The White House is seeking to boost the credibility of a newly created fiscal commission with a roster of centrists who helped reduce deficits during the 1990s.
Alice Rivlin, President Bill ClintonBill ClintonClinton thanks protesters ahead of women’s march Trump takes office in tough place, but approval ratings do change The new Washington elite schmoozes over lunch MORE’s budget director from 1994 to 1996, is being considered to join the commission tasked with coming up with a plan to tackle the country’s growing $12.3 trillion debt, according to an administration official.
All three had a hand in deficit reduction moves during the 1990s. Simpson voted for a 1990 agreement between President George H.W. Bush and Democrats that raised taxes to reduce the deficit and was opposed by most Senate Republicans. Rivlin and Bowles helped craft Clinton’s budget proposals and deals with GOP-led Congresses that led to four years of surpluses starting in 1998.
Obama’s effort to stock the panel with centrists appears aimed at paving the way for compromises between current Democratic and Republican lawmakers.
“It makes sense to have people who have come to ‘Yes,’ ” said Joe Minarik, another former Clinton White House budget aide. “That is an experience many of the appointees don’t have, either because they haven’t done it or because they’ve said no.”
Obama is also “strongly considering” appointing to the panel Honeywell CEO and Chairman David Cote and Andy Stern, president of the Service Employees International Union (SEIU), the administration official said.
Cote helped make the case for Obama’s $787 billion stimulus to the business community last year. Cote, whom Obama named one of his four favorite CEOs earlier this month, has historically voted for Republicans but considers himself a moderate, said Honeywell spokesman Rob Ferris.
The SEIU’s Stern and other union leaders had joined liberal groups in opposing a version of the fiscal commission pushed by Senate centrists. The unions warned that the commission would propose cuts in entitlement benefits without the changes being considered fully by Congress.
Obama is asking his panel to come up with fiscal fixes, which could include tax hikes, spending cuts and entitlement reforms. Obama will ask Congress to consider the panel’s recommendations, and Democratic leaders in both chambers have said that those recommendations would be voted on.
The president gets to name six members to the 18-member panel, up to four of whom can come from the same party. Congressional leaders will choose the remaining 12 members. Republican and Democratic leadership in both chambers will get to choose three members each.
Obama will name additional members to the commission in the coming days, the official said. Congressional leaders have yet to announce when they will appoint their members.
Former Sen. Pete Domenici (R-N.M.) said Simpson, Rivlin and Bowles, who worked with Domenici when he was chairman of the Senate Budget Committee, understand the importance of reducing the deficit, expected to hit a record $1.6 trillion this year and average more than $850 billion over the next decade.

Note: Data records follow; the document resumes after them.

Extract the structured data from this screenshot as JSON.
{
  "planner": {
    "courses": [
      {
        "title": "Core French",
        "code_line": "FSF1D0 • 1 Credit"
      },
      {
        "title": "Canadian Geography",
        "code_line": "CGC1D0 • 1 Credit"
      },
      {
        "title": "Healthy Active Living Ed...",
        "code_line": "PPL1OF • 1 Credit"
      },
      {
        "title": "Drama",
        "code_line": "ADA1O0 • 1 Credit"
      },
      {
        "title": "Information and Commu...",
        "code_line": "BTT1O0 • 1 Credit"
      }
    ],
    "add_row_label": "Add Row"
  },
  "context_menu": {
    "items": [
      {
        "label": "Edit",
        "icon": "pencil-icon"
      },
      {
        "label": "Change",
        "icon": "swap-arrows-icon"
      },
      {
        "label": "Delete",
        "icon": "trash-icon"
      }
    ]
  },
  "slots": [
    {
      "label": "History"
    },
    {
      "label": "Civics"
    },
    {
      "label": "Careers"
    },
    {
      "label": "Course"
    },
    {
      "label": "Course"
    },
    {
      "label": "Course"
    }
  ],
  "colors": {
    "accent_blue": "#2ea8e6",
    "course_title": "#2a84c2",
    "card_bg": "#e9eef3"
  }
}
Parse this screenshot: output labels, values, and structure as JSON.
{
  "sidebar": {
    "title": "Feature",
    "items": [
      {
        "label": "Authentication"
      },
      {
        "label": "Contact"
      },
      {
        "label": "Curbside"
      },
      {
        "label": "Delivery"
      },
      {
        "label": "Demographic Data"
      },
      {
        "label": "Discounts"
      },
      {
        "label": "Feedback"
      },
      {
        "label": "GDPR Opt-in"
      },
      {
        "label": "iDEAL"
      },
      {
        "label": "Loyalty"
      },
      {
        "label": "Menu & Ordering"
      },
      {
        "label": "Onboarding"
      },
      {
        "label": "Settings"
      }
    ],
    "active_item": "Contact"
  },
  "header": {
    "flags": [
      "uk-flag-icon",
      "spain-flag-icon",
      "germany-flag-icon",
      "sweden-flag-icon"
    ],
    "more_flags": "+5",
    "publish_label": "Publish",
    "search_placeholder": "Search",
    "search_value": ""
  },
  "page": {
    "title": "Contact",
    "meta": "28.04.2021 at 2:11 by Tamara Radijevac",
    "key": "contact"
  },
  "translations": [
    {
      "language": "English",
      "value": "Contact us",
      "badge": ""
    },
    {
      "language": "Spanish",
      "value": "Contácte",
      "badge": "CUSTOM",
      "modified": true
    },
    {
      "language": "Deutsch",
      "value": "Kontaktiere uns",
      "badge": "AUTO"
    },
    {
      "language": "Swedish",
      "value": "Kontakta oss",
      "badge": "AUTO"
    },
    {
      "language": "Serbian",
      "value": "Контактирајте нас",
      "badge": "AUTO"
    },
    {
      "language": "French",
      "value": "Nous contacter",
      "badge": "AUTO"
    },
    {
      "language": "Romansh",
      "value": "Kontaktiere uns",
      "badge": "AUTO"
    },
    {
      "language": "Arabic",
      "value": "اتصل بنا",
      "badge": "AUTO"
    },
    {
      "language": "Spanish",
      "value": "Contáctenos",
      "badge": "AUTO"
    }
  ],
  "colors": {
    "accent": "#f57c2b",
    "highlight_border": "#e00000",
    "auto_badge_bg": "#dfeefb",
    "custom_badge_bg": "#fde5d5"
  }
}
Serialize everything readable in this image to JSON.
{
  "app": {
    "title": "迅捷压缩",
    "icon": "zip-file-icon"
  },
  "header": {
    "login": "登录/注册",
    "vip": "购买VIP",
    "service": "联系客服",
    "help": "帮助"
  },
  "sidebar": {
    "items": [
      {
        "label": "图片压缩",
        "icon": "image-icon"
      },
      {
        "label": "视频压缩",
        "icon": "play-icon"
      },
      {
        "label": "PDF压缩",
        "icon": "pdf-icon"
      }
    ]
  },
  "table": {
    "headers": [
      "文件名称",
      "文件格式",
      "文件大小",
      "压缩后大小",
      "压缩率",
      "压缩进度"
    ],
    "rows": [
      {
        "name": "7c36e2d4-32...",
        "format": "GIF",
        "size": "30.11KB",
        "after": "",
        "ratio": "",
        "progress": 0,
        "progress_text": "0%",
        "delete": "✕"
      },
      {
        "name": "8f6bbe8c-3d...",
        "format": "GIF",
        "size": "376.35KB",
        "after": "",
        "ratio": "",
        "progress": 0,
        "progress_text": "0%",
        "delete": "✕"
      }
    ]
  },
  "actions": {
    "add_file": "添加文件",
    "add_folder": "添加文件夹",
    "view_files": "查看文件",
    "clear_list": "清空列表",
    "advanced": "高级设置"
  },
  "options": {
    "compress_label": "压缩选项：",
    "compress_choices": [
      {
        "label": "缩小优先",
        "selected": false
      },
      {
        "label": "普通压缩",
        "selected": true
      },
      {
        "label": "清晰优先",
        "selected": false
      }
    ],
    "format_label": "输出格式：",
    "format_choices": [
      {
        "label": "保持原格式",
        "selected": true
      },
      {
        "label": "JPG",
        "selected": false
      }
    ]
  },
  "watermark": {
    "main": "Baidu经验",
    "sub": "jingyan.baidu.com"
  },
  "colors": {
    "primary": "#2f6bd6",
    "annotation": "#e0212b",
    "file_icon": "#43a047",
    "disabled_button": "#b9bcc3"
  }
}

Helping budget experts who work off Capitol Hill should help lawmakers get closer to an agreement, Domenici said.
“We [citizens] have less hang-ups than they do,” he told The Hill.
Domenici, who with Rivlin chairs an outside panel of experts that will recommend its own fiscal reform plan, said Rep. Paul RyanPaul RyanGOP waiting to hear from Trump on ObamaCare Five takeaways from Trump's inauguration Hispanic Caucus members slam Trump after inaugural address MORE (Wis.), ranking Republican on the House Budget Committee, would also be a good appointee for Obama’s commission because he understands the scope of the country’s fiscal problems.
Domenici said that the ultimate leadership will have to come from Obama.
“He has so far chosen to lead by, principally, saying, ‘Let’s have a commission,’ ” Domenici said. “That may work, but in the end this is so big that the president of the United States must be the leader.”